On 2018-05-09 02:21 PM, Stefan Beller wrote:
+cc Marc and Johannes who know more about rebase.

On Wed, May 9, 2018 at 9:01 AM, Ilya Kantor <iliakan@xxxxxxxxx> wrote:
Right now in "git help rebase" for --no-ff:
"Without --interactive, this is a synonym for --force-rebase."

But *with* --interactive, is there any difference?

I found
https://code.googlesource.com/git/+/b499549401cb2b1f6c30d09681380fd519938eb0
from 2010-03-24

In the original discussion around this option [1], at one point I proposed teaching rebase--interactive to respect --force-rebase instead of adding a new option [2]. Ultimately --no-ff was chosen as the better user interface design [3], because an interactive rebase can't be "forced" to run.

At the time, I think rebase--interactive only recognized --no-ff. That might have been muddled a bit in the migration to rebase--helper.c.

Looking at it now, I don't have a strong opinion about keeping both options or deprecating one of them.

		M.

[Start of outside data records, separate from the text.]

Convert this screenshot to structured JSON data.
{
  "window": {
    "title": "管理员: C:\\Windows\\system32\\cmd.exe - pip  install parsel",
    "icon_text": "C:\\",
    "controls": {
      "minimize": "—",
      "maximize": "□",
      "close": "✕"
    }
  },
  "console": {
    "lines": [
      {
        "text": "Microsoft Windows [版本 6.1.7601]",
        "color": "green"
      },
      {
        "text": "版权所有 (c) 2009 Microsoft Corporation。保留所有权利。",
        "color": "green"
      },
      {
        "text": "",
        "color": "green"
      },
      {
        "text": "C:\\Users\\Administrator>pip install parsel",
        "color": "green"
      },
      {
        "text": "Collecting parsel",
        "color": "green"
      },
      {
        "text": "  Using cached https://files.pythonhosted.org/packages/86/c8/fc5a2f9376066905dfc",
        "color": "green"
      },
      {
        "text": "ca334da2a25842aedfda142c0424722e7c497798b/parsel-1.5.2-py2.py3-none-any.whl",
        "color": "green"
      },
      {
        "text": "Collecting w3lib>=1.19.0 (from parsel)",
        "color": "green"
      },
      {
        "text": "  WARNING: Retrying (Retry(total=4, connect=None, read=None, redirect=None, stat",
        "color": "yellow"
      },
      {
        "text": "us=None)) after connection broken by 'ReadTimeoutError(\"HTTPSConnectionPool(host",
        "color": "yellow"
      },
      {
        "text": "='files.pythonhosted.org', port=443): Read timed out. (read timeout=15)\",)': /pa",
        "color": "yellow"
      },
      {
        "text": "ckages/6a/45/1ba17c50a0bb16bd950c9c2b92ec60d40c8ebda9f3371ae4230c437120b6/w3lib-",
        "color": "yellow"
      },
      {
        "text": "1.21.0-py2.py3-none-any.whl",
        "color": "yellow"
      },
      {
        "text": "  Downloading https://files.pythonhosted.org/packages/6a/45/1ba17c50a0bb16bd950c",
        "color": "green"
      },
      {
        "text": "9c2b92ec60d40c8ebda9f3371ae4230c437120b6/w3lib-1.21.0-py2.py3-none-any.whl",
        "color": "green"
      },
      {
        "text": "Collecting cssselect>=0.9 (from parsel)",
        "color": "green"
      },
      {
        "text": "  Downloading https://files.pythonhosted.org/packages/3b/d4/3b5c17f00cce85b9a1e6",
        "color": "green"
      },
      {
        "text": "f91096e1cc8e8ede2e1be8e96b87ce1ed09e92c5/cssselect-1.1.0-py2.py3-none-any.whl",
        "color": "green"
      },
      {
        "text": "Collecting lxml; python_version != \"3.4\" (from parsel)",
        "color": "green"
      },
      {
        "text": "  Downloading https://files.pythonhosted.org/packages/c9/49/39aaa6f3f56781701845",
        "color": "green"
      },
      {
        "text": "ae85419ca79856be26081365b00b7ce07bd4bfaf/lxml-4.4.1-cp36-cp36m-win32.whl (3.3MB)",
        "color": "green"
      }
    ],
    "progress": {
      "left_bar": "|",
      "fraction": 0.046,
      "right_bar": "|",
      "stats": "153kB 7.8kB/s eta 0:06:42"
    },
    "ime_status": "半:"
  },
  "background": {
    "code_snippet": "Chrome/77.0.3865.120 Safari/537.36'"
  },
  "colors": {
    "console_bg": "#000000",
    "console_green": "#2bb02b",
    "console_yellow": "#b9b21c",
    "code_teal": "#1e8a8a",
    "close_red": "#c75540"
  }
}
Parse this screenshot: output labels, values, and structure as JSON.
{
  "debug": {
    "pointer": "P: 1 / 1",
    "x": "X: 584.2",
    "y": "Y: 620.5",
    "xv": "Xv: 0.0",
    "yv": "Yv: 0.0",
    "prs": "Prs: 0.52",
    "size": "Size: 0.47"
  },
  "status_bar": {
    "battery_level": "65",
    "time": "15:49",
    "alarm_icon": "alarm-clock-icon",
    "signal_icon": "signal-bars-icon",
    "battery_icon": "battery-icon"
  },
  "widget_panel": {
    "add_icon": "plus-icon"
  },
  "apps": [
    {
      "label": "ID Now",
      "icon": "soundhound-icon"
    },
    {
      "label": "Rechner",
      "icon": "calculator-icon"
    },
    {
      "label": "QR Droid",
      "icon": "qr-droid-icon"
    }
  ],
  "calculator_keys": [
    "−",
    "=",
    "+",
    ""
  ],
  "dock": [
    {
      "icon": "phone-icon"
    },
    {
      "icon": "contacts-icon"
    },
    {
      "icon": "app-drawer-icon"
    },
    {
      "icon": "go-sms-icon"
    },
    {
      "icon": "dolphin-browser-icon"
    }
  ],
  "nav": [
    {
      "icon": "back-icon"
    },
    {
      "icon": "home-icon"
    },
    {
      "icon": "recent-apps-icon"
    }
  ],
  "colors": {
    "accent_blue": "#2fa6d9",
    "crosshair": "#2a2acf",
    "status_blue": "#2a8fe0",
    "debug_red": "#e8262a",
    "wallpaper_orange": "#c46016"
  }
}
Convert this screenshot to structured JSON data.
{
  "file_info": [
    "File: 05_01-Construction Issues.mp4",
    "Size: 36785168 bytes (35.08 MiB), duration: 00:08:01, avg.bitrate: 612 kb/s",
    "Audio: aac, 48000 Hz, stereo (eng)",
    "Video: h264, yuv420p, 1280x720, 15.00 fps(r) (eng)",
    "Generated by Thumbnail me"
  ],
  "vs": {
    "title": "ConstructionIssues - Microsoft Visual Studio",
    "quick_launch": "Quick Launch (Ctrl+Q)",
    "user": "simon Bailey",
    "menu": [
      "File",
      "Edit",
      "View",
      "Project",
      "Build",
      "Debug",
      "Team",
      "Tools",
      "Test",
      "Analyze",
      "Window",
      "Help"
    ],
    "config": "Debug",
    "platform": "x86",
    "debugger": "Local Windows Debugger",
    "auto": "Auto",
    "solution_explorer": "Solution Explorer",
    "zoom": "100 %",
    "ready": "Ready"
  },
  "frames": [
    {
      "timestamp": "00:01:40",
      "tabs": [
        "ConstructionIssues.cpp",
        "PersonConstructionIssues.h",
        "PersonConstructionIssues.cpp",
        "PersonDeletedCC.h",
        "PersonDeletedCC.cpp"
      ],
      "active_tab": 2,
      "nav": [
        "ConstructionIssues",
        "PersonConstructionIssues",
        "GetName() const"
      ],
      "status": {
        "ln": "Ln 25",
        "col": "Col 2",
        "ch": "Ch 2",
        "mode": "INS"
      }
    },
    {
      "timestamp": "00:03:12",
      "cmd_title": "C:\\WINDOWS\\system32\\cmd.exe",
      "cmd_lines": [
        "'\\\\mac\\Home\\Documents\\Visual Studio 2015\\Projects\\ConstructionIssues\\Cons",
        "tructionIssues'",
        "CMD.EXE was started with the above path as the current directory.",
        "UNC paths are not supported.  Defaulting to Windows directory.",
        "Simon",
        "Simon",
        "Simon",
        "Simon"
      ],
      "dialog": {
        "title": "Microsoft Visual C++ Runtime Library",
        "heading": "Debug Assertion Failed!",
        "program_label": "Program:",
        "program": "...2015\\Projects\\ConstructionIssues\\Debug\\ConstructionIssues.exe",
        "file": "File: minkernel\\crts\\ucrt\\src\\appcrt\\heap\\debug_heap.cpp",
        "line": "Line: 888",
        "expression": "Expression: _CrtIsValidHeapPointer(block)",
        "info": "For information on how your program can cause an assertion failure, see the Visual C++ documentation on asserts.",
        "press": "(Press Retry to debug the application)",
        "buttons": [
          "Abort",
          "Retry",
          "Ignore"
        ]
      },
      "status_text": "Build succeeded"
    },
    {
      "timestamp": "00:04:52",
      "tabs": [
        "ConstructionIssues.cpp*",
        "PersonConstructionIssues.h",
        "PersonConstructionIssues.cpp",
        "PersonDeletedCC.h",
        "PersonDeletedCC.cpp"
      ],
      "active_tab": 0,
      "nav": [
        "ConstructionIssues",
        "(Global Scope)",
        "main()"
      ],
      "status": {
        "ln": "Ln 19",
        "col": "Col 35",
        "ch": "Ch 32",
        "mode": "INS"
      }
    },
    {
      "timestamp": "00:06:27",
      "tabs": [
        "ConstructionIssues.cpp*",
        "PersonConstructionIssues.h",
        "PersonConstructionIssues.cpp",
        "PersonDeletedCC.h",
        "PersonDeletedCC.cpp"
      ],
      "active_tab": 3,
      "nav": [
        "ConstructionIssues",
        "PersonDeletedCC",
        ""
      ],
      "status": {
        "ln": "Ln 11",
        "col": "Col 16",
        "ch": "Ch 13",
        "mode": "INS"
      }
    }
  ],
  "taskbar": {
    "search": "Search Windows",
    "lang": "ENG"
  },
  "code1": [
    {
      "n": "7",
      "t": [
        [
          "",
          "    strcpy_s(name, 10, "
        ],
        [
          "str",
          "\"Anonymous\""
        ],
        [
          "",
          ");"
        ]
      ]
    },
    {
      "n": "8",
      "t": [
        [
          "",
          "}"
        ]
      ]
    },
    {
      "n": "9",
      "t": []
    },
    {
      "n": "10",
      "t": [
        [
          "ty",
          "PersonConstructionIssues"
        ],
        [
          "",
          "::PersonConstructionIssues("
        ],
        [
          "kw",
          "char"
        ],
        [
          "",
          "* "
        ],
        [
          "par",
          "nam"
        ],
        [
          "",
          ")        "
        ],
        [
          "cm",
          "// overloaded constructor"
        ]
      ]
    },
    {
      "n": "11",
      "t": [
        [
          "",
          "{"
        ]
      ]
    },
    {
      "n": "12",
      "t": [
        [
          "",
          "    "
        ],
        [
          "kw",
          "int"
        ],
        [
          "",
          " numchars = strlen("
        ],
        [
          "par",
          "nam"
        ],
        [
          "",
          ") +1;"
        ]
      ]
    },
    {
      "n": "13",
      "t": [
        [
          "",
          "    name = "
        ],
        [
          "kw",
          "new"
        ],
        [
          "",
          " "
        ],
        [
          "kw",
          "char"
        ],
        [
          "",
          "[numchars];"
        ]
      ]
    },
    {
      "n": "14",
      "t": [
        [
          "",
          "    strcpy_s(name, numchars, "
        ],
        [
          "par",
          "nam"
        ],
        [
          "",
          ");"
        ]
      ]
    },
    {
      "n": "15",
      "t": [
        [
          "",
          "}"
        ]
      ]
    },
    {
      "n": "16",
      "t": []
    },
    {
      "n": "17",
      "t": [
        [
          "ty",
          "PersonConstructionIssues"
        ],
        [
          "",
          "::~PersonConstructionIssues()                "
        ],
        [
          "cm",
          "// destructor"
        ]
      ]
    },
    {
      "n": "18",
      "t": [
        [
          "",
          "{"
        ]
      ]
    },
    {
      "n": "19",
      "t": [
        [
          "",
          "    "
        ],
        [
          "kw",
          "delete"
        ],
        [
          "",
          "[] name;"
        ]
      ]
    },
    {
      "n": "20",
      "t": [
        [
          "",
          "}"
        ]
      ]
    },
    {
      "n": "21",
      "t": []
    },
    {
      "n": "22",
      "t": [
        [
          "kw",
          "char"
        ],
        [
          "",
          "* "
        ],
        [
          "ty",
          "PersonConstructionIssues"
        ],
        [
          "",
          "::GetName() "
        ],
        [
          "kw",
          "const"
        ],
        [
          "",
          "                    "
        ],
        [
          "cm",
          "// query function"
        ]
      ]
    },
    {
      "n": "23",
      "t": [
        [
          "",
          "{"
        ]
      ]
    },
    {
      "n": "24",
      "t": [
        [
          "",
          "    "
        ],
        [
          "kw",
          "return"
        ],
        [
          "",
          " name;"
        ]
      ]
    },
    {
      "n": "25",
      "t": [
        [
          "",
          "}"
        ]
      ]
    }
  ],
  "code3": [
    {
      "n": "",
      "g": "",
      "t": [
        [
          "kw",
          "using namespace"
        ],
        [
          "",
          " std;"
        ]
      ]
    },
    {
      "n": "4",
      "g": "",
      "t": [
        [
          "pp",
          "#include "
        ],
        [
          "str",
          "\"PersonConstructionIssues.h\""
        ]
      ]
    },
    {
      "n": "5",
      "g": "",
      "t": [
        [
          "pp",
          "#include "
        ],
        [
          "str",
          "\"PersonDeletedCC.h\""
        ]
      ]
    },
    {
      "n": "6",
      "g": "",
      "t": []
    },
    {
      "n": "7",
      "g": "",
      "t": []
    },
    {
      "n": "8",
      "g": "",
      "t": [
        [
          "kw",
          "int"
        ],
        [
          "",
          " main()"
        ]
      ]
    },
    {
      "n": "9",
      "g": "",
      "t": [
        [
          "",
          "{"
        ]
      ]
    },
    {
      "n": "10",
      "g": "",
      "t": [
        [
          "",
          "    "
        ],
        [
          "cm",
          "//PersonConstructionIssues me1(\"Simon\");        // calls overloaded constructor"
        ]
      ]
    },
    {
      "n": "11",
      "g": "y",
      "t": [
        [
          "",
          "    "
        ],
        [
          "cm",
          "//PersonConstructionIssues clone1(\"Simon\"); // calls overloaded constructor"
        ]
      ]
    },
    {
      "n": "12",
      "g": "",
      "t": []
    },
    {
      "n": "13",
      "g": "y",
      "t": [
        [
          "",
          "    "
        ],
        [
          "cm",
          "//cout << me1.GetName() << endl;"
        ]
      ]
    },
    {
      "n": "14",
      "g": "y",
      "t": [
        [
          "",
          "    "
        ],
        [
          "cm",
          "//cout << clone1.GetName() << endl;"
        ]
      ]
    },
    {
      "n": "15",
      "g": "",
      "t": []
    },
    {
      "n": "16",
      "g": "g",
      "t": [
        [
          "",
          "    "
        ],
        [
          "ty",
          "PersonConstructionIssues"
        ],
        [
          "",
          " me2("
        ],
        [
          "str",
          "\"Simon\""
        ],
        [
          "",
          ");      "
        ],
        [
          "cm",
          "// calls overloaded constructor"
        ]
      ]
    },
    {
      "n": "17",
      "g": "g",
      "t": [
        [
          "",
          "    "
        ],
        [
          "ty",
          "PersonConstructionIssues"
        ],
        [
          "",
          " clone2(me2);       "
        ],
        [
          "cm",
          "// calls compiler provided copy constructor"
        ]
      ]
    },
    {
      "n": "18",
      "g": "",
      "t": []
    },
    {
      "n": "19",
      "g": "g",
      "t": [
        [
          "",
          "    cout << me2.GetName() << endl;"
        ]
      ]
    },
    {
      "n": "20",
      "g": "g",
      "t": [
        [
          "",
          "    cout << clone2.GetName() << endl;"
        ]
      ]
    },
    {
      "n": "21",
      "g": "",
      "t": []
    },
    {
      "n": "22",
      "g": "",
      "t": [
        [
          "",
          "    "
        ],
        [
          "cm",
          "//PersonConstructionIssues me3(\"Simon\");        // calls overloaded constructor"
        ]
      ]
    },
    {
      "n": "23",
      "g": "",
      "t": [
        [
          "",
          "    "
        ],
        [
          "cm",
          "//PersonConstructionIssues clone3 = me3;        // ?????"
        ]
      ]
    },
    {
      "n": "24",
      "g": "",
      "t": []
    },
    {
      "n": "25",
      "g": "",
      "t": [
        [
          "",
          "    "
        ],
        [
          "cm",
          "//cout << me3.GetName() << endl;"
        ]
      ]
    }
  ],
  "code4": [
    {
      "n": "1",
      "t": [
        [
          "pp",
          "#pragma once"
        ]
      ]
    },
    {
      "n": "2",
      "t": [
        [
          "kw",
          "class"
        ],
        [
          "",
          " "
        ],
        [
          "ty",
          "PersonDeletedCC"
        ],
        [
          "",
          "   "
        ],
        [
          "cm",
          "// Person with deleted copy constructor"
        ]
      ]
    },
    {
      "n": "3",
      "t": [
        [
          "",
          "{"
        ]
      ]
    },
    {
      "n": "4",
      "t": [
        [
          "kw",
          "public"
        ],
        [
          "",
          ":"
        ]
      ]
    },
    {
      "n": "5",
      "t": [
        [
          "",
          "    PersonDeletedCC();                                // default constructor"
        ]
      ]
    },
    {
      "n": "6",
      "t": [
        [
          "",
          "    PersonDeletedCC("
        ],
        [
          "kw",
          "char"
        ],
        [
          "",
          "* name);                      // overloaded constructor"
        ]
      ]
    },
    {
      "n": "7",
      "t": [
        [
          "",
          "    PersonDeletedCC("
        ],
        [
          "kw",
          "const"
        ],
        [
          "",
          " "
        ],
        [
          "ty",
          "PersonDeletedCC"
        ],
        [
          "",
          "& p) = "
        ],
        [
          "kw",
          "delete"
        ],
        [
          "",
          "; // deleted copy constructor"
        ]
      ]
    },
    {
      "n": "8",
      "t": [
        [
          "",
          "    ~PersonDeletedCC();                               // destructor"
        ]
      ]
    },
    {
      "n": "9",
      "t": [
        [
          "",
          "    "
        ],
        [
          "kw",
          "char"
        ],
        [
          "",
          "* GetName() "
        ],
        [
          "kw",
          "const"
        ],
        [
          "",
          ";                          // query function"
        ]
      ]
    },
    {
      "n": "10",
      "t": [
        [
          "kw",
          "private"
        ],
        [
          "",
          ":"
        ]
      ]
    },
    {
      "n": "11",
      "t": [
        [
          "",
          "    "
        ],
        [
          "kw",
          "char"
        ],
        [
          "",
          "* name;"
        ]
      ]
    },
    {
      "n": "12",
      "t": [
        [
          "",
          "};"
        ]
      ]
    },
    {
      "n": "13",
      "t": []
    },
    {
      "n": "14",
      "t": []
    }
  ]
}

[1] https://public-inbox.org/git/4B9FD9C1.9060200@xxxxxxxxxxx/t/
[2] https://public-inbox.org/git/1269361187-31291-1-git-send-email-marcnarc@xxxxxxxxxxx/
[3] https://public-inbox.org/git/7vzl1yd5j4.fsf@xxxxxxxxxxxxxxxxxxxxxxxx/


     Teach rebase the --no-ff option.

     For git-rebase.sh, --no-ff is a synonym for --force-rebase.

     For git-rebase--interactive.sh, --no-ff cherry-picks all the commits in
     the rebased branch, instead of fast-forwarding over any unchanged commits.

     --no-ff offers an alternative way to deal with reverted merges.  Instead of
     "reverting the revert" you can use "rebase --no-ff" to recreate the branch
     with entirely new commits (they're new because at the very least the
     committer time is different).  This obviates the need to revert the
     reversion, as you can re-merge the new topic branch directly.  Added an
     addendum to revert-a-faulty-merge.txt describing the situation and how to
     use --no-ff to handle it.

which sounds as if there is?

Stefan